Report each line of the data below in which "Multiplatform" appears.

Dataset rows describing interfaces:
☆ ☆ ☆ ☆ ☆ ☆ ☆

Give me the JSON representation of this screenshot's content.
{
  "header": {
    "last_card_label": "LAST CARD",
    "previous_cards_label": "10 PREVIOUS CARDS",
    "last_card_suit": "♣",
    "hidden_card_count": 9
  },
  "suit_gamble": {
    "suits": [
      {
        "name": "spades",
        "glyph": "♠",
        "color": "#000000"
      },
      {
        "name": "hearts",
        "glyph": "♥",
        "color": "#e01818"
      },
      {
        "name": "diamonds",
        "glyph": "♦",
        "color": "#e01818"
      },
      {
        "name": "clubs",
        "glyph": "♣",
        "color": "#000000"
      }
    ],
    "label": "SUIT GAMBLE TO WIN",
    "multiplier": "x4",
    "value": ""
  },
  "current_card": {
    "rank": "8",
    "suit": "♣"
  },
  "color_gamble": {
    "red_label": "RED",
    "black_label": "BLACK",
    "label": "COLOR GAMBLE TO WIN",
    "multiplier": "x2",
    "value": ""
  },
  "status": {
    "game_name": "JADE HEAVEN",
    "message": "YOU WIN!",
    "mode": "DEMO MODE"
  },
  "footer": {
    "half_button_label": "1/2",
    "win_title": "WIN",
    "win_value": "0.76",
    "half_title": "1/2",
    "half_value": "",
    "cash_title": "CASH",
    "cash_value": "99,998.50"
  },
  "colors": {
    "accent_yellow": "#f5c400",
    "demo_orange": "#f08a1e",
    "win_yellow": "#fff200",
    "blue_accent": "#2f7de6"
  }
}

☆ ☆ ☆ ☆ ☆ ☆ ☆

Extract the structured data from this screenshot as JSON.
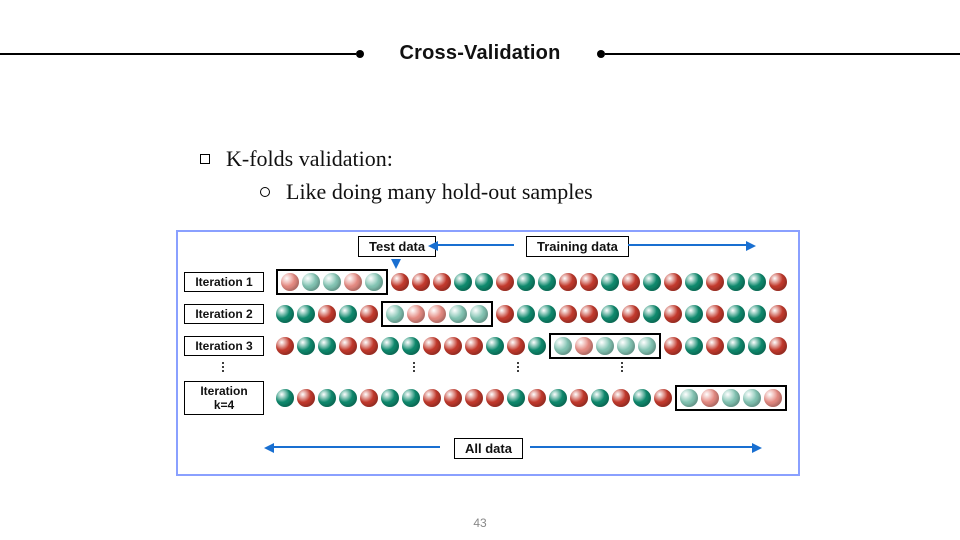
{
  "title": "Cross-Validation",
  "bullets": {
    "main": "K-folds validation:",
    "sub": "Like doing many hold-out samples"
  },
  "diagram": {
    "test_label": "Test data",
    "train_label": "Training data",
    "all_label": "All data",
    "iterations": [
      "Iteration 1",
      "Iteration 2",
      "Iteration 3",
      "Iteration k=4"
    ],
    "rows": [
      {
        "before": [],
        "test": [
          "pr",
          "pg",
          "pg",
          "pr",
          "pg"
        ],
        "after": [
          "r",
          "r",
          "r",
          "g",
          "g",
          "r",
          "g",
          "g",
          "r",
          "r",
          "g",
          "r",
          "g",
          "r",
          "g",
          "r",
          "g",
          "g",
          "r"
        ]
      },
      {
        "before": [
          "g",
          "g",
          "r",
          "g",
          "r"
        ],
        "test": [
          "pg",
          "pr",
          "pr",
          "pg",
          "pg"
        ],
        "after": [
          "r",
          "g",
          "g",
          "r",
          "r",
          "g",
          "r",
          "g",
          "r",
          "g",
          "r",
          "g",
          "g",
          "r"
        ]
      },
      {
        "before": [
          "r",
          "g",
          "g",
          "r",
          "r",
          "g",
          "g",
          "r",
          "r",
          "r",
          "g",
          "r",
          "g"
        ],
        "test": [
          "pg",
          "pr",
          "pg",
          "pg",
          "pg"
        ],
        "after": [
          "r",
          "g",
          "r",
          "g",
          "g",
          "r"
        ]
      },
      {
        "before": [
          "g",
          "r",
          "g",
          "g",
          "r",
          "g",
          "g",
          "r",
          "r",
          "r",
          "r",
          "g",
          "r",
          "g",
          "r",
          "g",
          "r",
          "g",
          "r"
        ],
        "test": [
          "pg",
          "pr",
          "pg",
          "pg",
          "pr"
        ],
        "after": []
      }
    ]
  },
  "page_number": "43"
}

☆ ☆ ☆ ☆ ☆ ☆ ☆

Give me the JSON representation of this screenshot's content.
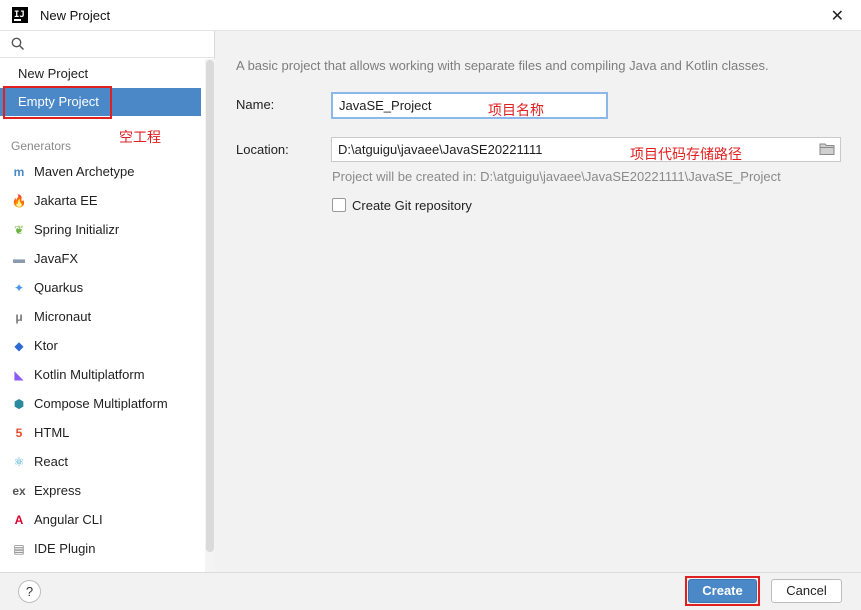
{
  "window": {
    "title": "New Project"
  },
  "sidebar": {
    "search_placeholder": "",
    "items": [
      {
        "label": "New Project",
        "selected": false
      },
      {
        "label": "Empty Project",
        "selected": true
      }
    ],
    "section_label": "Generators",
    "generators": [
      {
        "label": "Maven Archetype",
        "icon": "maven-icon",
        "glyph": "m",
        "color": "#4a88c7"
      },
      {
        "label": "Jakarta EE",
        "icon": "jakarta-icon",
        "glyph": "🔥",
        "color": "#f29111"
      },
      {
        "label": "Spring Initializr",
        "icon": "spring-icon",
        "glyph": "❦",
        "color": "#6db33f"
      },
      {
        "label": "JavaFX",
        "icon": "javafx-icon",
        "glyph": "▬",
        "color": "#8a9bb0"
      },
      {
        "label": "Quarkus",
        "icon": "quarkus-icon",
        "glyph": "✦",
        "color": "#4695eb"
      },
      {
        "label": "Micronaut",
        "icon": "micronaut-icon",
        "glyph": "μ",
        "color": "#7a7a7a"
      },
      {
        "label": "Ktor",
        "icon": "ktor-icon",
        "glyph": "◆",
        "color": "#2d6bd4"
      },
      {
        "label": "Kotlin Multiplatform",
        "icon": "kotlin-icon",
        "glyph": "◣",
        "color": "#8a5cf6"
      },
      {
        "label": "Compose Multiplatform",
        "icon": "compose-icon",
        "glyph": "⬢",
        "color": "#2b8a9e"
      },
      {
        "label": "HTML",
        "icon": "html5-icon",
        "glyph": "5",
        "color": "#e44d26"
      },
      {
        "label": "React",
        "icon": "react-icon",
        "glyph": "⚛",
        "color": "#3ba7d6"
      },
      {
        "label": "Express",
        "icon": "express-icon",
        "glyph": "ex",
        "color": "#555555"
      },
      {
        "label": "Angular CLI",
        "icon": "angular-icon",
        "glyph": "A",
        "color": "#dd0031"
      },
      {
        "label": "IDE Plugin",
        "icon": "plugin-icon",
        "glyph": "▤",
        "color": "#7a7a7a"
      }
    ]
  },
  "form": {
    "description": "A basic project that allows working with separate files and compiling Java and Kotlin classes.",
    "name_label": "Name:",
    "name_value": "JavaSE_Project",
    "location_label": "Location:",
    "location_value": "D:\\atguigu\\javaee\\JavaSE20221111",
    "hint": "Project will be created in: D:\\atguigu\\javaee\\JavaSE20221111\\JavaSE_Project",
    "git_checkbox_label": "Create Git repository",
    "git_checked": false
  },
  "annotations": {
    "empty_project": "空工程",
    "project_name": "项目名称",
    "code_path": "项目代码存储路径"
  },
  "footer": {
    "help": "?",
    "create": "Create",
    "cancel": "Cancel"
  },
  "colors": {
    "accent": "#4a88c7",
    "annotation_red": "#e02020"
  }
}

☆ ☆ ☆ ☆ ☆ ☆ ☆

▶ **Exercise result**
        "label": "Kotlin Multiplatform",
        "label": "Compose Multiplatform",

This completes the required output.